▶ [TASK PROMPT] Scan the material for the word "emoji", then return every line where it appears.

* * *

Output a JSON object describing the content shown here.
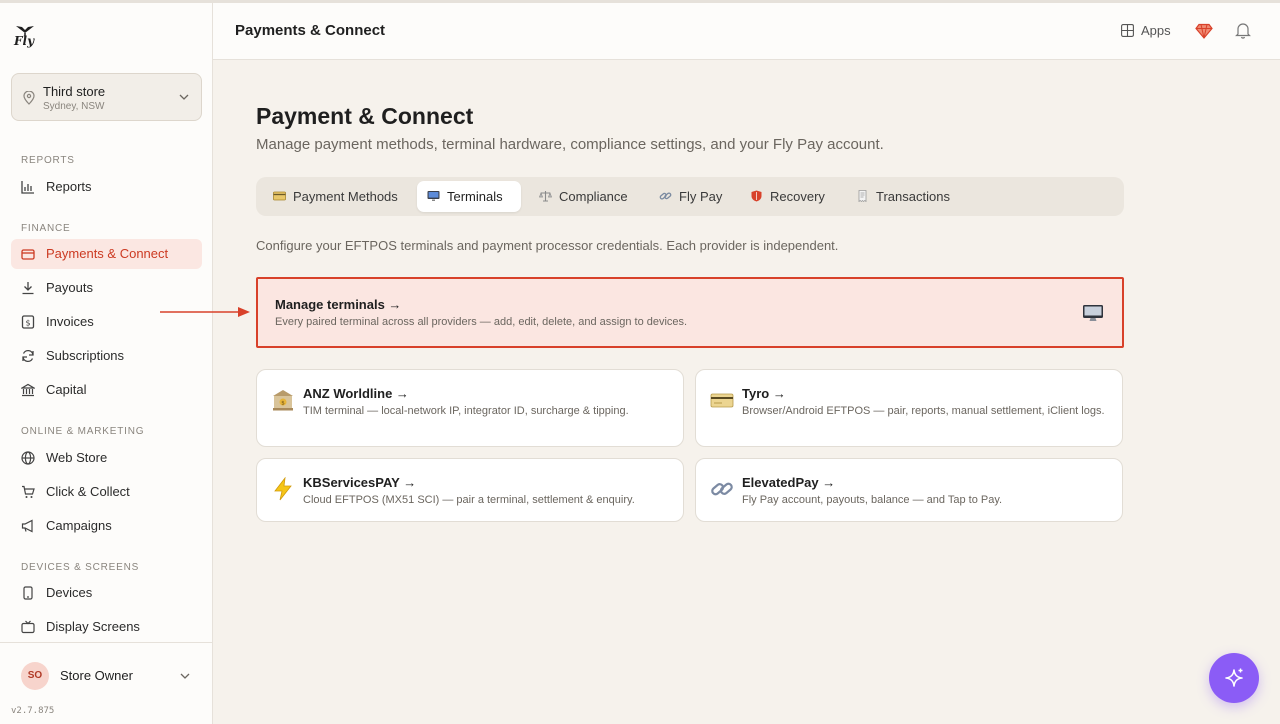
{
  "app": {
    "logo_text": "Fly",
    "version": "v2.7.875"
  },
  "store": {
    "name": "Third store",
    "location": "Sydney, NSW"
  },
  "sidebar": {
    "sections": [
      {
        "label": "REPORTS"
      },
      {
        "label": "FINANCE"
      },
      {
        "label": "ONLINE & MARKETING"
      },
      {
        "label": "DEVICES & SCREENS"
      }
    ],
    "items": [
      {
        "label": "Reports",
        "icon": "bar-chart-icon"
      },
      {
        "label": "Payments & Connect",
        "icon": "credit-card-icon",
        "active": true
      },
      {
        "label": "Payouts",
        "icon": "download-icon"
      },
      {
        "label": "Invoices",
        "icon": "dollar-doc-icon"
      },
      {
        "label": "Subscriptions",
        "icon": "refresh-icon"
      },
      {
        "label": "Capital",
        "icon": "bank-icon"
      },
      {
        "label": "Web Store",
        "icon": "globe-icon"
      },
      {
        "label": "Click & Collect",
        "icon": "cart-icon"
      },
      {
        "label": "Campaigns",
        "icon": "megaphone-icon"
      },
      {
        "label": "Devices",
        "icon": "phone-icon"
      },
      {
        "label": "Display Screens",
        "icon": "tv-icon"
      }
    ]
  },
  "user": {
    "initials": "SO",
    "name": "Store Owner"
  },
  "header": {
    "title": "Payments & Connect",
    "apps_label": "Apps"
  },
  "main": {
    "title": "Payment & Connect",
    "subtitle": "Manage payment methods, terminal hardware, compliance settings, and your Fly Pay account.",
    "tabs": [
      {
        "label": "Payment Methods",
        "icon": "card-emoji-icon"
      },
      {
        "label": "Terminals",
        "icon": "monitor-emoji-icon",
        "active": true
      },
      {
        "label": "Compliance",
        "icon": "scales-emoji-icon"
      },
      {
        "label": "Fly Pay",
        "icon": "link-emoji-icon"
      },
      {
        "label": "Recovery",
        "icon": "shield-emoji-icon"
      },
      {
        "label": "Transactions",
        "icon": "receipt-emoji-icon"
      }
    ],
    "intro": "Configure your EFTPOS terminals and payment processor credentials. Each provider is independent.",
    "manage": {
      "title": "Manage terminals →",
      "description": "Every paired terminal across all providers — add, edit, delete, and assign to devices."
    },
    "providers": [
      {
        "title": "ANZ Worldline →",
        "description": "TIM terminal — local-network IP, integrator ID, surcharge & tipping.",
        "icon": "bank-emoji-icon"
      },
      {
        "title": "Tyro →",
        "description": "Browser/Android EFTPOS — pair, reports, manual settlement, iClient logs.",
        "icon": "card-emoji-icon"
      },
      {
        "title": "KBServicesPAY →",
        "description": "Cloud EFTPOS (MX51 SCI) — pair a terminal, settlement & enquiry.",
        "icon": "lightning-emoji-icon"
      },
      {
        "title": "ElevatedPay →",
        "description": "Fly Pay account, payouts, balance — and Tap to Pay.",
        "icon": "link-emoji-icon"
      }
    ]
  },
  "colors": {
    "accent": "#cc3a22",
    "highlight_border": "#d8412a",
    "fab": "#8b5cf6"
  }
}
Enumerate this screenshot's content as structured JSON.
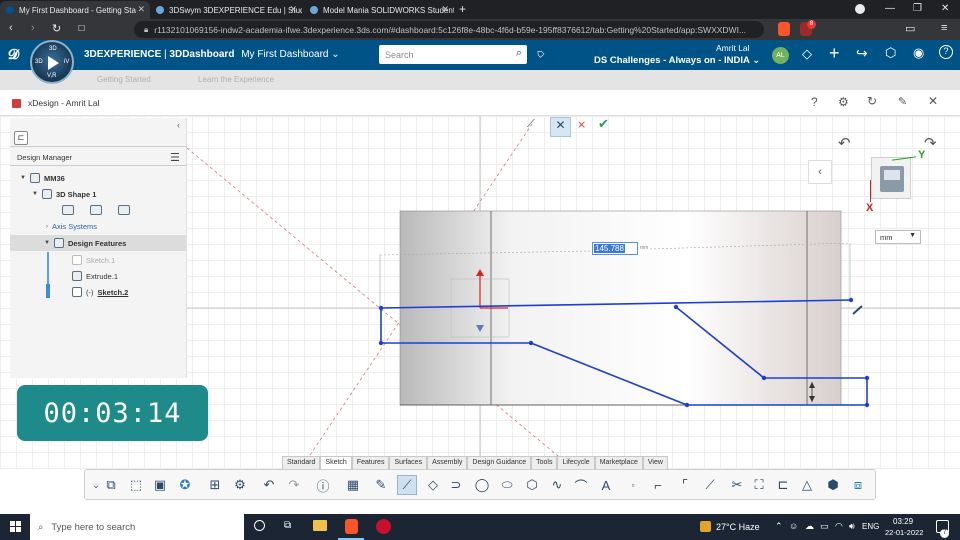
{
  "browser": {
    "tabs": [
      {
        "title": "My First Dashboard - Getting Sta",
        "active": true
      },
      {
        "title": "3DSwym 3DEXPERIENCE Edu | Studen",
        "active": false
      },
      {
        "title": "Model Mania SOLIDWORKS Student C",
        "active": false
      }
    ],
    "new_tab": "+",
    "url": "r1132101069156-indw2-academia-ifwe.3dexperience.3ds.com/#dashboard:5c126f8e-48bc-4f6d-b59e-195ff8376612/tab:Getting%20Started/app:SWXXDWI...",
    "brave_badge": "8"
  },
  "platform": {
    "brand": "3DEXPERIENCE",
    "app": "3DDashboard",
    "dashboard": "My First Dashboard",
    "search_placeholder": "Search",
    "user": "Amrit Lal",
    "role": "DS Challenges - Always on - INDIA",
    "avatar": "AL",
    "compass_labels": {
      "top": "3D",
      "left": "3D",
      "right": "iV",
      "bottom": "V,R"
    }
  },
  "subheader": {
    "items": [
      "Getting Started",
      "Learn the Experience"
    ]
  },
  "app": {
    "title": "xDesign - Amrit Lal",
    "help": "?"
  },
  "design_manager": {
    "title": "Design Manager",
    "tree": [
      {
        "label": "MM36"
      },
      {
        "label": "3D Shape 1"
      },
      {
        "label": "Axis Systems"
      },
      {
        "label": "Design Features"
      },
      {
        "label": "Sketch.1"
      },
      {
        "label": "Extrude.1"
      },
      {
        "label": "Sketch.2",
        "prefix": "(-)"
      }
    ]
  },
  "sketch": {
    "dimension_value": "145.788",
    "dimension_unit": "mm",
    "unit_selector": "mm"
  },
  "compass_axes": {
    "y": "Y",
    "x": "X"
  },
  "timer": "00:03:14",
  "toolbar": {
    "tabs": [
      "Standard",
      "Sketch",
      "Features",
      "Surfaces",
      "Assembly",
      "Design Guidance",
      "Tools",
      "Lifecycle",
      "Marketplace",
      "View"
    ],
    "active_tab": "Sketch"
  },
  "taskbar": {
    "search_placeholder": "Type here to search",
    "weather": "27°C Haze",
    "language": "ENG",
    "time": "03:29",
    "date": "22-01-2022",
    "notifications": "7"
  },
  "colors": {
    "header": "#005386",
    "sketch": "#1c3fd1",
    "timer": "#1f8a8a",
    "taskbar": "#1c2533"
  }
}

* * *

▶ [YOUR SOLUTION]
        "icon": "card-emoji-icon"
        "icon": "monitor-emoji-icon",
        "icon": "scales-emoji-icon"
        "icon": "link-emoji-icon"
        "icon": "shield-emoji-icon"
        "icon": "receipt-emoji-icon"
        "icon": "bank-emoji-icon"
        "icon": "card-emoji-icon"
        "icon": "lightning-emoji-icon"
        "icon": "link-emoji-icon"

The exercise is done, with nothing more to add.